## [Work task]
Omit the pictures and copy the entries exactly.

## [Given entries]
★ ★ ★ ★ ★
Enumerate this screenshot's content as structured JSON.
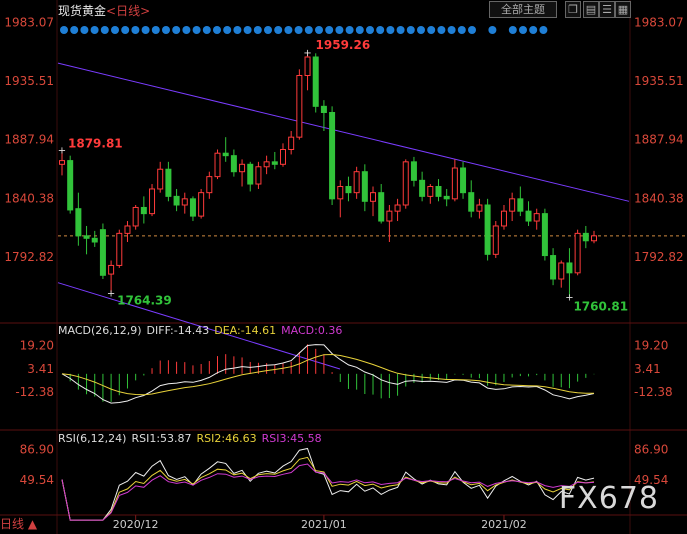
{
  "header": {
    "title": "现货黄金",
    "timeframe": "<日线>",
    "theme_label": "全部主题"
  },
  "footer": {
    "period": "日线 ▲"
  },
  "watermark": "FX678",
  "colors": {
    "up": "#ff3b3b",
    "down": "#31c33a",
    "channel": "#7a3cff",
    "price_line": "#d08a40",
    "dots": "#1f7fd6"
  },
  "chart_data": [
    {
      "type": "candlestick",
      "title": "现货黄金",
      "y_ticks": [
        "1983.07",
        "1935.51",
        "1887.94",
        "1840.38",
        "1792.82"
      ],
      "ylim": [
        1745,
        1985
      ],
      "x_ticks": [
        "2020/12",
        "2021/01",
        "2021/02"
      ],
      "annotations": [
        {
          "text": "1959.26",
          "type": "high"
        },
        {
          "text": "1879.81",
          "type": "high"
        },
        {
          "text": "1764.39",
          "type": "low"
        },
        {
          "text": "1760.81",
          "type": "low"
        }
      ],
      "current_price": 1810,
      "ohlc": [
        [
          1868,
          1880,
          1859,
          1871
        ],
        [
          1871,
          1875,
          1828,
          1831
        ],
        [
          1832,
          1845,
          1802,
          1810
        ],
        [
          1810,
          1818,
          1795,
          1808
        ],
        [
          1808,
          1814,
          1801,
          1805
        ],
        [
          1815,
          1820,
          1775,
          1778
        ],
        [
          1779,
          1790,
          1764,
          1786
        ],
        [
          1786,
          1815,
          1784,
          1812
        ],
        [
          1812,
          1822,
          1805,
          1818
        ],
        [
          1818,
          1835,
          1815,
          1833
        ],
        [
          1833,
          1842,
          1820,
          1828
        ],
        [
          1828,
          1852,
          1826,
          1848
        ],
        [
          1848,
          1870,
          1845,
          1864
        ],
        [
          1864,
          1870,
          1838,
          1842
        ],
        [
          1842,
          1848,
          1830,
          1835
        ],
        [
          1835,
          1845,
          1828,
          1840
        ],
        [
          1840,
          1842,
          1822,
          1826
        ],
        [
          1826,
          1848,
          1824,
          1845
        ],
        [
          1845,
          1862,
          1840,
          1858
        ],
        [
          1858,
          1880,
          1856,
          1877
        ],
        [
          1877,
          1890,
          1870,
          1875
        ],
        [
          1875,
          1880,
          1858,
          1862
        ],
        [
          1862,
          1872,
          1850,
          1868
        ],
        [
          1868,
          1870,
          1846,
          1852
        ],
        [
          1852,
          1870,
          1848,
          1866
        ],
        [
          1866,
          1875,
          1860,
          1870
        ],
        [
          1870,
          1878,
          1864,
          1868
        ],
        [
          1868,
          1885,
          1866,
          1880
        ],
        [
          1880,
          1895,
          1876,
          1890
        ],
        [
          1890,
          1945,
          1888,
          1940
        ],
        [
          1940,
          1959,
          1928,
          1955
        ],
        [
          1955,
          1958,
          1910,
          1915
        ],
        [
          1915,
          1920,
          1895,
          1910
        ],
        [
          1910,
          1915,
          1835,
          1840
        ],
        [
          1840,
          1855,
          1825,
          1850
        ],
        [
          1850,
          1858,
          1838,
          1845
        ],
        [
          1845,
          1866,
          1840,
          1862
        ],
        [
          1862,
          1868,
          1830,
          1838
        ],
        [
          1838,
          1850,
          1826,
          1845
        ],
        [
          1845,
          1852,
          1820,
          1822
        ],
        [
          1822,
          1835,
          1805,
          1830
        ],
        [
          1830,
          1840,
          1822,
          1835
        ],
        [
          1835,
          1872,
          1832,
          1870
        ],
        [
          1870,
          1874,
          1850,
          1855
        ],
        [
          1855,
          1862,
          1838,
          1842
        ],
        [
          1842,
          1852,
          1836,
          1850
        ],
        [
          1850,
          1856,
          1838,
          1842
        ],
        [
          1842,
          1848,
          1834,
          1840
        ],
        [
          1840,
          1872,
          1838,
          1865
        ],
        [
          1865,
          1870,
          1840,
          1845
        ],
        [
          1845,
          1855,
          1825,
          1830
        ],
        [
          1830,
          1840,
          1824,
          1835
        ],
        [
          1835,
          1840,
          1790,
          1795
        ],
        [
          1795,
          1822,
          1792,
          1818
        ],
        [
          1818,
          1835,
          1815,
          1830
        ],
        [
          1830,
          1845,
          1822,
          1840
        ],
        [
          1840,
          1850,
          1826,
          1830
        ],
        [
          1830,
          1838,
          1818,
          1822
        ],
        [
          1822,
          1832,
          1815,
          1828
        ],
        [
          1828,
          1832,
          1790,
          1794
        ],
        [
          1794,
          1800,
          1770,
          1775
        ],
        [
          1775,
          1790,
          1768,
          1788
        ],
        [
          1788,
          1800,
          1761,
          1780
        ],
        [
          1780,
          1815,
          1778,
          1812
        ],
        [
          1812,
          1818,
          1800,
          1806
        ],
        [
          1806,
          1814,
          1804,
          1810
        ]
      ]
    },
    {
      "type": "bar+line",
      "title": "MACD",
      "params": "MACD(26,12,9)",
      "labels": {
        "diff": "DIFF:-14.43",
        "dea": "DEA:-14.61",
        "macd": "MACD:0.36"
      },
      "y_ticks": [
        "19.20",
        "3.41",
        "-12.38"
      ],
      "ylim": [
        -30,
        25
      ]
    },
    {
      "type": "line",
      "title": "RSI",
      "params": "RSI(6,12,24)",
      "labels": {
        "rsi1": "RSI1:53.87",
        "rsi2": "RSI2:46.63",
        "rsi3": "RSI3:45.58"
      },
      "y_ticks": [
        "86.90",
        "49.54"
      ],
      "ylim": [
        10,
        95
      ]
    }
  ]
}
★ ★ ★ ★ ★
## [Exercise response]
Enumerate this screenshot's content as structured JSON.
{
  "header": {
    "title": "现货黄金",
    "timeframe": "<日线>",
    "theme_label": "全部主题"
  },
  "footer": {
    "period": "日线 ▲"
  },
  "watermark": "FX678",
  "colors": {
    "up": "#ff3b3b",
    "down": "#31c33a",
    "channel": "#7a3cff",
    "price_line": "#d08a40",
    "dots": "#1f7fd6"
  },
  "chart_data": [
    {
      "type": "candlestick",
      "title": "现货黄金",
      "y_ticks": [
        "1983.07",
        "1935.51",
        "1887.94",
        "1840.38",
        "1792.82"
      ],
      "ylim": [
        1745,
        1985
      ],
      "x_ticks": [
        "2020/12",
        "2021/01",
        "2021/02"
      ],
      "annotations": [
        {
          "text": "1959.26",
          "type": "high"
        },
        {
          "text": "1879.81",
          "type": "high"
        },
        {
          "text": "1764.39",
          "type": "low"
        },
        {
          "text": "1760.81",
          "type": "low"
        }
      ],
      "current_price": 1810,
      "ohlc": [
        [
          1868,
          1880,
          1859,
          1871
        ],
        [
          1871,
          1875,
          1828,
          1831
        ],
        [
          1832,
          1845,
          1802,
          1810
        ],
        [
          1810,
          1818,
          1795,
          1808
        ],
        [
          1808,
          1814,
          1801,
          1805
        ],
        [
          1815,
          1820,
          1775,
          1778
        ],
        [
          1779,
          1790,
          1764,
          1786
        ],
        [
          1786,
          1815,
          1784,
          1812
        ],
        [
          1812,
          1822,
          1805,
          1818
        ],
        [
          1818,
          1835,
          1815,
          1833
        ],
        [
          1833,
          1842,
          1820,
          1828
        ],
        [
          1828,
          1852,
          1826,
          1848
        ],
        [
          1848,
          1870,
          1845,
          1864
        ],
        [
          1864,
          1870,
          1838,
          1842
        ],
        [
          1842,
          1848,
          1830,
          1835
        ],
        [
          1835,
          1845,
          1828,
          1840
        ],
        [
          1840,
          1842,
          1822,
          1826
        ],
        [
          1826,
          1848,
          1824,
          1845
        ],
        [
          1845,
          1862,
          1840,
          1858
        ],
        [
          1858,
          1880,
          1856,
          1877
        ],
        [
          1877,
          1890,
          1870,
          1875
        ],
        [
          1875,
          1880,
          1858,
          1862
        ],
        [
          1862,
          1872,
          1850,
          1868
        ],
        [
          1868,
          1870,
          1846,
          1852
        ],
        [
          1852,
          1870,
          1848,
          1866
        ],
        [
          1866,
          1875,
          1860,
          1870
        ],
        [
          1870,
          1878,
          1864,
          1868
        ],
        [
          1868,
          1885,
          1866,
          1880
        ],
        [
          1880,
          1895,
          1876,
          1890
        ],
        [
          1890,
          1945,
          1888,
          1940
        ],
        [
          1940,
          1959,
          1928,
          1955
        ],
        [
          1955,
          1958,
          1910,
          1915
        ],
        [
          1915,
          1920,
          1895,
          1910
        ],
        [
          1910,
          1915,
          1835,
          1840
        ],
        [
          1840,
          1855,
          1825,
          1850
        ],
        [
          1850,
          1858,
          1838,
          1845
        ],
        [
          1845,
          1866,
          1840,
          1862
        ],
        [
          1862,
          1868,
          1830,
          1838
        ],
        [
          1838,
          1850,
          1826,
          1845
        ],
        [
          1845,
          1852,
          1820,
          1822
        ],
        [
          1822,
          1835,
          1805,
          1830
        ],
        [
          1830,
          1840,
          1822,
          1835
        ],
        [
          1835,
          1872,
          1832,
          1870
        ],
        [
          1870,
          1874,
          1850,
          1855
        ],
        [
          1855,
          1862,
          1838,
          1842
        ],
        [
          1842,
          1852,
          1836,
          1850
        ],
        [
          1850,
          1856,
          1838,
          1842
        ],
        [
          1842,
          1848,
          1834,
          1840
        ],
        [
          1840,
          1872,
          1838,
          1865
        ],
        [
          1865,
          1870,
          1840,
          1845
        ],
        [
          1845,
          1855,
          1825,
          1830
        ],
        [
          1830,
          1840,
          1824,
          1835
        ],
        [
          1835,
          1840,
          1790,
          1795
        ],
        [
          1795,
          1822,
          1792,
          1818
        ],
        [
          1818,
          1835,
          1815,
          1830
        ],
        [
          1830,
          1845,
          1822,
          1840
        ],
        [
          1840,
          1850,
          1826,
          1830
        ],
        [
          1830,
          1838,
          1818,
          1822
        ],
        [
          1822,
          1832,
          1815,
          1828
        ],
        [
          1828,
          1832,
          1790,
          1794
        ],
        [
          1794,
          1800,
          1770,
          1775
        ],
        [
          1775,
          1790,
          1768,
          1788
        ],
        [
          1788,
          1800,
          1761,
          1780
        ],
        [
          1780,
          1815,
          1778,
          1812
        ],
        [
          1812,
          1818,
          1800,
          1806
        ],
        [
          1806,
          1814,
          1804,
          1810
        ]
      ]
    },
    {
      "type": "bar+line",
      "title": "MACD",
      "params": "MACD(26,12,9)",
      "labels": {
        "diff": "DIFF:-14.43",
        "dea": "DEA:-14.61",
        "macd": "MACD:0.36"
      },
      "y_ticks": [
        "19.20",
        "3.41",
        "-12.38"
      ],
      "ylim": [
        -30,
        25
      ]
    },
    {
      "type": "line",
      "title": "RSI",
      "params": "RSI(6,12,24)",
      "labels": {
        "rsi1": "RSI1:53.87",
        "rsi2": "RSI2:46.63",
        "rsi3": "RSI3:45.58"
      },
      "y_ticks": [
        "86.90",
        "49.54"
      ],
      "ylim": [
        10,
        95
      ]
    }
  ]
}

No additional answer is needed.